LARGER KITCHEN: The kitchen was expanded to be in the same plane as the garage, approximately five feet. We achieved this by cantilevering the floor joists and creatively framing a new roof over the kitchen, so the ceiling could be extended at the same height. This additional space gave the homeowners what they wanted. They chose custom gray cabinets, granite countertops, and porcelain tile with glass tile accents. A bonus in the kitchen is the heated countertop where they can sit for casual meals.

LARGER DECK: The planning department didn’t balk when we submitted the plans that included a new deck that was three times larger than the original deck, because a structural engineer designed it for stability on unstable soil. The new deck has two sets of stairs: The large main stairway leads to the rear garden, and a side stairway leads to a concrete pad for the family hot tub.

LIVING ROOM: The homeowners found a manufacturer of stacking patio doors that met their requirements. They selected a new fireplace, and we designed the surround, mantel, and recessed AV controls that would be hidden by the flat-screen TV mounted on a heavy-duty swing-arm support.

WIFE’S OFFICE: The original den, adjacent to the entry hall, became the wife’s office. She requested a larger side window so she could see the floodplain and the wildlife.

MASTER BATHROOM: New cabinets, countertops, plumbing and lighting was designed to replace the existing double lavatories. A two-person shower replaced the existing 6-foot whirlpool tub. We replaced the double doors with a single 3-foot wide door that allowed the master shower to be amply deep. The existing window remained, and a new window was installed adjacent to the wife’s new generous makeup area.

WASTED SPACE CONVERTED TO A GUEST BEDROOM AND BATHROOM: This home had a large open area on the second floor, about 170 square feet, that was useless wasted space. The laundry room was adjacent to this room. I designed a wall along the upstairs hallway to enclose the room, and converted the laundry room to a bathroom with a neo-angle shower.

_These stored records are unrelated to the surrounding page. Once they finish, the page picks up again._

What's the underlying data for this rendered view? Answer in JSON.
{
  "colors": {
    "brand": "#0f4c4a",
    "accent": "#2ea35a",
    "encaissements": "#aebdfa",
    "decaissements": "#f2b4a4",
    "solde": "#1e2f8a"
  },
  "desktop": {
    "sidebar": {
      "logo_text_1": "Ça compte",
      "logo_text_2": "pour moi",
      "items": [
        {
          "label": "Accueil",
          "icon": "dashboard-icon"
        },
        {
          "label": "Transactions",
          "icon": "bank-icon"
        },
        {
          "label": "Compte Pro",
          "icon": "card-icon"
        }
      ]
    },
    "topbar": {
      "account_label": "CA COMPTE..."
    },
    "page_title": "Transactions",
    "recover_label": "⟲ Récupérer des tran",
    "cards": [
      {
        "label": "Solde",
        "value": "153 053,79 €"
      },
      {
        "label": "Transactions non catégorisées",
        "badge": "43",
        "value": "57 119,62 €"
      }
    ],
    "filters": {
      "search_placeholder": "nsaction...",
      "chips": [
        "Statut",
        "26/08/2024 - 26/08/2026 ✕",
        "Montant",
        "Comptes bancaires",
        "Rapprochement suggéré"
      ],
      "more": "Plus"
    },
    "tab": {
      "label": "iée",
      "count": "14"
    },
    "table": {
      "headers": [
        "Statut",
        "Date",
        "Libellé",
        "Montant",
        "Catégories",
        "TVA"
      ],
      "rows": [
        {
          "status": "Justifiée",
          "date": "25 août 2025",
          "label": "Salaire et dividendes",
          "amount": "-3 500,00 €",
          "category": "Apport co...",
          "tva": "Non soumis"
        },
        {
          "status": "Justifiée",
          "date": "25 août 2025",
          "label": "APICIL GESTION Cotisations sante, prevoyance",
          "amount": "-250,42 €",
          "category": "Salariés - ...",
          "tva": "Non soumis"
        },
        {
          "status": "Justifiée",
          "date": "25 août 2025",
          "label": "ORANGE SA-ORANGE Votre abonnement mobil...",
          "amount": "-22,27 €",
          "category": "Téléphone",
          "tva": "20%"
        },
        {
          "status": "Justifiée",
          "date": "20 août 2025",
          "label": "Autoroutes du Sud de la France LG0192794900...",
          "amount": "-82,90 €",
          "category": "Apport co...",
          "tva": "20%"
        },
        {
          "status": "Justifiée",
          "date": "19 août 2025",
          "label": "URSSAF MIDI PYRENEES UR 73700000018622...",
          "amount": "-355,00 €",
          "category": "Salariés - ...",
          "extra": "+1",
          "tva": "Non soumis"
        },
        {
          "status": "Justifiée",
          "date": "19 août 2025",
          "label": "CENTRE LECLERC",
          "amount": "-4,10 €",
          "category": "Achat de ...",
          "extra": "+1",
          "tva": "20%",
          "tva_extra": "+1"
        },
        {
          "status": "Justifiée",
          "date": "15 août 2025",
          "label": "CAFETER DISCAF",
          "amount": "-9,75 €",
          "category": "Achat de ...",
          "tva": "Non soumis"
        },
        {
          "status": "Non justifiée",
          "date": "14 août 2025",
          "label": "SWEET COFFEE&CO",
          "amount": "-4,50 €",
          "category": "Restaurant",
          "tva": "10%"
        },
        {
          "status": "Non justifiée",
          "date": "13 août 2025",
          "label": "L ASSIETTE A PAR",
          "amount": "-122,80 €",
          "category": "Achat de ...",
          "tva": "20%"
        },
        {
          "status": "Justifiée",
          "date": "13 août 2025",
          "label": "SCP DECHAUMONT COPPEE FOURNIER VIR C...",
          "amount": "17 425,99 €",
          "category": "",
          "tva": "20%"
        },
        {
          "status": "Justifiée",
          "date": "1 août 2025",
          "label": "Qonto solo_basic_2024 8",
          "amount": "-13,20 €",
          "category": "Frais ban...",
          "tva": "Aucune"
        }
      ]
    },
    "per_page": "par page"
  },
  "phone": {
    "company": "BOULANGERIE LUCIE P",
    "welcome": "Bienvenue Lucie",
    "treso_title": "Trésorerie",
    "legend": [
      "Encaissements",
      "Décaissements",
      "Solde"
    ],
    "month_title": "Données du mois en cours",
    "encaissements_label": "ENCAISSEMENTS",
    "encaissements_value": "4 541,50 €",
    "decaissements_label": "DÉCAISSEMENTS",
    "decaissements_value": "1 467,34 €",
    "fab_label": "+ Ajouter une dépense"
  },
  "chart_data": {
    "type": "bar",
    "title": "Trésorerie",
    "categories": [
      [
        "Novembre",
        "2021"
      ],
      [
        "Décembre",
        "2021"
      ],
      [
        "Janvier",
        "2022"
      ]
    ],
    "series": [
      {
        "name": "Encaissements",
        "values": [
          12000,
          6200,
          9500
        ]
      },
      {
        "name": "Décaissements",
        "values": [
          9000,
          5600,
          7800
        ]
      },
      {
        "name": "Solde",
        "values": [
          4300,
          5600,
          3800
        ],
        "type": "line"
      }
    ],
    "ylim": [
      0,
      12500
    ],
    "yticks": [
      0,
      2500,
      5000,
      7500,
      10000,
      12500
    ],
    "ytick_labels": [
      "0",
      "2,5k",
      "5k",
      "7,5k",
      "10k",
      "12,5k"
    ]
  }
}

LAUNDRY ROOM: Borrowing about 10 feet from the large room allowed enough space for a laundry room that was accessible from the hallway. It has storage cabinets, a large single sink, a built-in ironing center, and pull-down rods for air drying clothes.

PLAY ROOM: The perfect location for this was a large corner bedroom separated from other bedrooms. A state-of-the-art ceiling projector and built-in speakers are the heart of the environment. We added a platform for two levels of comfy theater seats to watch TV, movies, and play video games on the humongous screen.

MORE STORAGE: One storage area is a cabinet that’s cantilevered into the garage, for bulk purchases. It’s high enough so no one will bump their head. Another storage area was achieved by redesigning the upstairs hallway to allow the addition of two deep closets. The loft above the husband’s garage workshop will also provide a lot of storage for seasonal accessories, luggage, and more.

Success!

We worked on this whole-house remodeling project for 15 months. The plans I prepared totaled 26 pages on 24” x 36” paper. The plans included 40 interior elevations, four exterior elevations, and eight virtual-reality perspectives. The general contractor called me the day he went to the building department. He said with excitement, “The plans were approved with no comments and no red marks!” He told me this is the first time in over 40 years that plans were approved so quickly without requiring additional information or revisions. I was happy to hear this, but this has happened with my plans many times. Details are important!

It was a joy to attend the housewarming party, to see the homeowners enjoying their new home and witness the guests’ reaction to the transformation. One of the guests was the agent who helped the couple find this home. He told us he couldn’t believe that it was the same home. It was a major transformation that the couple will love and enjoy for years. This is what makes me happy, when I know we’ve achieved my clients’ goals.

If you have an existing or new home that you’d like to transform, I can help you! I listen, and give honest feedback. I prepare detailed plans to help everyone involved in your project help you achieve your goals. Call me today to chat about your home remodeling desires!